  • Screen Size: The practice of coding websites so that they adjust, adapt, respond to the device used to view them is still as relevant as when Responsive Design became “The Thing” earlier this decade.  Now it just starts at the other end.  Previously the approach was to adapt as the screen size shrank to the lowest common denominator, the mobile phone screen.  Now the lowest common denominator is actually the most common screen size.  The design process is now flipped on it’s head, begin at the phone (Mobile First) and scale up to the desktop monitor size.
  • Speed: It’s a fact of technology, the handheld devices, as amazing as they are, do not often have the same computing power and processing speed of a laptop/desktop.  Plus, when data speeds go wireless, they are typically slower, whether that is over a cell network direct to the phone or in-home / in-office WiFi.  So the challenge is to do less code, to use image sizes wisely, and to think through
  • Navigation: Less clicks to get from home page to desired content is even more important.  A relative comparison.  The pointer of a mouse on a screen will typically occupy 20 to 30 pixels of the 750,000 plus pixels on the screen.  That’s many times less than 1% if you want to do the math.  A finger on a phone screen, on the other hand, can occupy anywhere from 2% to 5% of the screen so navigation must be both compact and expandable.  There is no room for a large header menu and in order to avoid incorrect navigation choices there needs to be adequate separation of navigation elements.  Two factors that are not commonly an issue on a large screen display but two factors that can drastically affect the user experience of the mobile user.  Also regarding navigation, the ability to use combination keystrokes to jump to the top of a page to access the header or menu is not possible so navigation aids such as a floating “Top” link can be very well received by users.
  • Content: Content is why you have a website.  Content is what your website users are consuming.

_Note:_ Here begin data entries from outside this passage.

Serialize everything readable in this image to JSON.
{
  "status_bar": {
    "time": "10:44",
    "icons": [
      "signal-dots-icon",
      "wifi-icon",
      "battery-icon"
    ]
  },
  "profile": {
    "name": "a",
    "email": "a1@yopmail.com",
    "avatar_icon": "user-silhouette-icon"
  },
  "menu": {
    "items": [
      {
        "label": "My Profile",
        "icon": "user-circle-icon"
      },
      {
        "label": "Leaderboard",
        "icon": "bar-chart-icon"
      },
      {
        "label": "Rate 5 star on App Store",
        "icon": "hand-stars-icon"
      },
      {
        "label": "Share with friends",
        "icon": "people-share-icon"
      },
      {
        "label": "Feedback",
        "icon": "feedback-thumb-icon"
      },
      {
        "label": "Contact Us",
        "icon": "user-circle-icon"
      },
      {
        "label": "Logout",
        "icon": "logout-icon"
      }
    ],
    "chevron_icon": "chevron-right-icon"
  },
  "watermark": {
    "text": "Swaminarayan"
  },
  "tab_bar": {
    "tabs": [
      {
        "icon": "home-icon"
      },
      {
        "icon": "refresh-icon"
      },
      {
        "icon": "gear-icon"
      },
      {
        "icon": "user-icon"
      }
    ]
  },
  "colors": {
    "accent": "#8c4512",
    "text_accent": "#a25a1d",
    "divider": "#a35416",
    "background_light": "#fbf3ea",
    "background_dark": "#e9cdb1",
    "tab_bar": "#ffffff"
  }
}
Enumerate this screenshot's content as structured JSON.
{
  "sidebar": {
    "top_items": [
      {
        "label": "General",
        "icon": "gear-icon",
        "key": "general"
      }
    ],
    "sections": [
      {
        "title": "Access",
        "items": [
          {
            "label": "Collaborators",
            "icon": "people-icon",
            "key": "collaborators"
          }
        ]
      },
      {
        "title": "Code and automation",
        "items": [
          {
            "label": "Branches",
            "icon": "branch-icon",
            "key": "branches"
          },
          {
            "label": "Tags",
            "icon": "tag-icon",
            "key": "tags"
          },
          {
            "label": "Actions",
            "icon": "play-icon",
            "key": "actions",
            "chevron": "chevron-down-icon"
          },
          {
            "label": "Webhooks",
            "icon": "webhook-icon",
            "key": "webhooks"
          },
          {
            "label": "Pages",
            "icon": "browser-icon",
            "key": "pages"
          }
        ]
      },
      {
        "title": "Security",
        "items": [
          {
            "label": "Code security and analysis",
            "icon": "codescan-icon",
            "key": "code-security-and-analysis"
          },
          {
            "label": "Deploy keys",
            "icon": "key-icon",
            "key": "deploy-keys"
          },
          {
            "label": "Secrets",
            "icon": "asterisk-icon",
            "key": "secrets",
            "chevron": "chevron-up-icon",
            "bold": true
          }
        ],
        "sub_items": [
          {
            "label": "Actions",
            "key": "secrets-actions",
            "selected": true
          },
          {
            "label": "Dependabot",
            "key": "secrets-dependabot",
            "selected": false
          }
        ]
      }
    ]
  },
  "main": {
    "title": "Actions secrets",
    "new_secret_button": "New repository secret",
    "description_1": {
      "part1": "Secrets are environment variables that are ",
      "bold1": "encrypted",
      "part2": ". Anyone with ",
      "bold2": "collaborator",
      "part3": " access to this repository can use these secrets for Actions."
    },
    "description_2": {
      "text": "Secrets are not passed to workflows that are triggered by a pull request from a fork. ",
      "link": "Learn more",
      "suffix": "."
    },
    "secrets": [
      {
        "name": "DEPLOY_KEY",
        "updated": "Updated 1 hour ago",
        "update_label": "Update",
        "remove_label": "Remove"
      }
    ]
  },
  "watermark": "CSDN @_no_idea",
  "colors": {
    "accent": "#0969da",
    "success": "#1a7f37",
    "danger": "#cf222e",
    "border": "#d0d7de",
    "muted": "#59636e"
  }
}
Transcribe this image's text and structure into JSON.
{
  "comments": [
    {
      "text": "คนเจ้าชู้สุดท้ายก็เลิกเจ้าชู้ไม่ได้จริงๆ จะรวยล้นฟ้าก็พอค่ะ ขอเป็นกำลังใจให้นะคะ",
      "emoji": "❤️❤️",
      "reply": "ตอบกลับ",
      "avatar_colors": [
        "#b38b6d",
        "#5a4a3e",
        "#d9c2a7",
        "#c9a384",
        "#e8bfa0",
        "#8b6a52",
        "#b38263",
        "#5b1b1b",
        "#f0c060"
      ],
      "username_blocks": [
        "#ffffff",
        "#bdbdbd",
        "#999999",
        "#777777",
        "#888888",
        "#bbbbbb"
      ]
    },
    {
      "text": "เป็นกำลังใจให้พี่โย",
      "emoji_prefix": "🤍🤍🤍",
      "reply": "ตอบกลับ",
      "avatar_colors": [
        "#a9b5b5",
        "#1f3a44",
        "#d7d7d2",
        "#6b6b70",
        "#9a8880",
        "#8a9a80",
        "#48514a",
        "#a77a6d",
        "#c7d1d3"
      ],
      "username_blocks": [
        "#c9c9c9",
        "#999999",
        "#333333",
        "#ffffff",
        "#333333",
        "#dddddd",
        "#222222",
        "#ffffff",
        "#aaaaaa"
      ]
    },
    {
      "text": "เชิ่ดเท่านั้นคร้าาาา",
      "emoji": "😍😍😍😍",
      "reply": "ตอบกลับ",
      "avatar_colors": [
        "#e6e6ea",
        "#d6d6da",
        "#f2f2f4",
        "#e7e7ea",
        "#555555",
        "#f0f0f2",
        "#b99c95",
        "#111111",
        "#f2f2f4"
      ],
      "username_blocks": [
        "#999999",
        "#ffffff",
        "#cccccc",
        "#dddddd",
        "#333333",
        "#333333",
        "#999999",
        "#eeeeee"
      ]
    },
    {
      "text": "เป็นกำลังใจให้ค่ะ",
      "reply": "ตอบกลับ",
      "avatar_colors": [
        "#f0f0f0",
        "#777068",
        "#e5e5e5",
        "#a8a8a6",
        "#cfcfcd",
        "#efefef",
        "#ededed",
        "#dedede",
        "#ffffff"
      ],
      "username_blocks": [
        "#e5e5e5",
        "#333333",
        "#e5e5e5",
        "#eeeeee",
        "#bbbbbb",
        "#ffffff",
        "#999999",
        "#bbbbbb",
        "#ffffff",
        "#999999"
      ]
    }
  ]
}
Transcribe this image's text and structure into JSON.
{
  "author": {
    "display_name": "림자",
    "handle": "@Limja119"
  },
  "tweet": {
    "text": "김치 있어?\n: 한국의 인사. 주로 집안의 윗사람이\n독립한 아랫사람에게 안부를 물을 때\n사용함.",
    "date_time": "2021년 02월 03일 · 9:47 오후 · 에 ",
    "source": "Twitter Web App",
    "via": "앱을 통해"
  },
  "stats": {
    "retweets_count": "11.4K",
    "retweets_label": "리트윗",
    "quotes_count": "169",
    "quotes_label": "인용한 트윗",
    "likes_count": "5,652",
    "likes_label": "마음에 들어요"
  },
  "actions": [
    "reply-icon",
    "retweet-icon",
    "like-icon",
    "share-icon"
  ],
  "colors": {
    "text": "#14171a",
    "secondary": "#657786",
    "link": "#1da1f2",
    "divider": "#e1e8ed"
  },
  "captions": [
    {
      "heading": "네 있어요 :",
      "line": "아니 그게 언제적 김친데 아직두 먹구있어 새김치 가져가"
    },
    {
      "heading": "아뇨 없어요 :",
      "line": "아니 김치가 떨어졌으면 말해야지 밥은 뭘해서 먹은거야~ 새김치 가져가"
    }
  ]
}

Now the interesting trend is that when mobile phone internet use started to grow rapidly, users were commonly looking for certain key pieces of information.  Store hours, phone numbers, addresses.  This is till true, they want contact information readily available, but the willingness to read, to view images, to watch videos has leapt passed most expectations of what and why a mobile phone would be used.
  • Architecture: The Mobile First approach has flipped a few website design conventions on their heads.  A common phrase was “above the fold” to describe the desire to place the most valuable content of a web page to be view able when the page first loads.  “Above the fold” is an old newspaper term that migrated to the field of website design that is slowly dying.  However the concept of higher up means more value, in terms of website real estate, is still true, but now it is executed differently.  Websites are commonly built with many pages, self-contained topics, dispersed throughout the navigation system.  However this is contrary to what has developed as the easier practice of scrolling vs. clicking links to move from content topic to new content topic.  So now good site architecture often evolves around related content topics, stacked within a page, accessible both by links within the page (anchor links) as well as continued scrolling to slide from one sub topic to another.
  • Branding: This is harder with mobile, but simpler, in ways.  With less real estate available on screen at any one time, the branding must be minimized, but consistent.  A large logo and a home page splash screen are simply annoyances no mobile user wants.  So work must be done to ensure the brand is strong, the company purpose is obvious, and that these do not conflict with allowing users to get to the content they want.

Responsive design still makes sense, but now in opposite order to how we used to think about taking the Website design and then working it back to the mobile design.

Mobile First web design takes us full circle to when we had to think harder and prioritize what to put on the screen and in what order.  Getting Mobile First right will significantly improve your brand perception and your mobile website user engagement.  Those factors usually mean a more positive experience, more interaction, more potential business.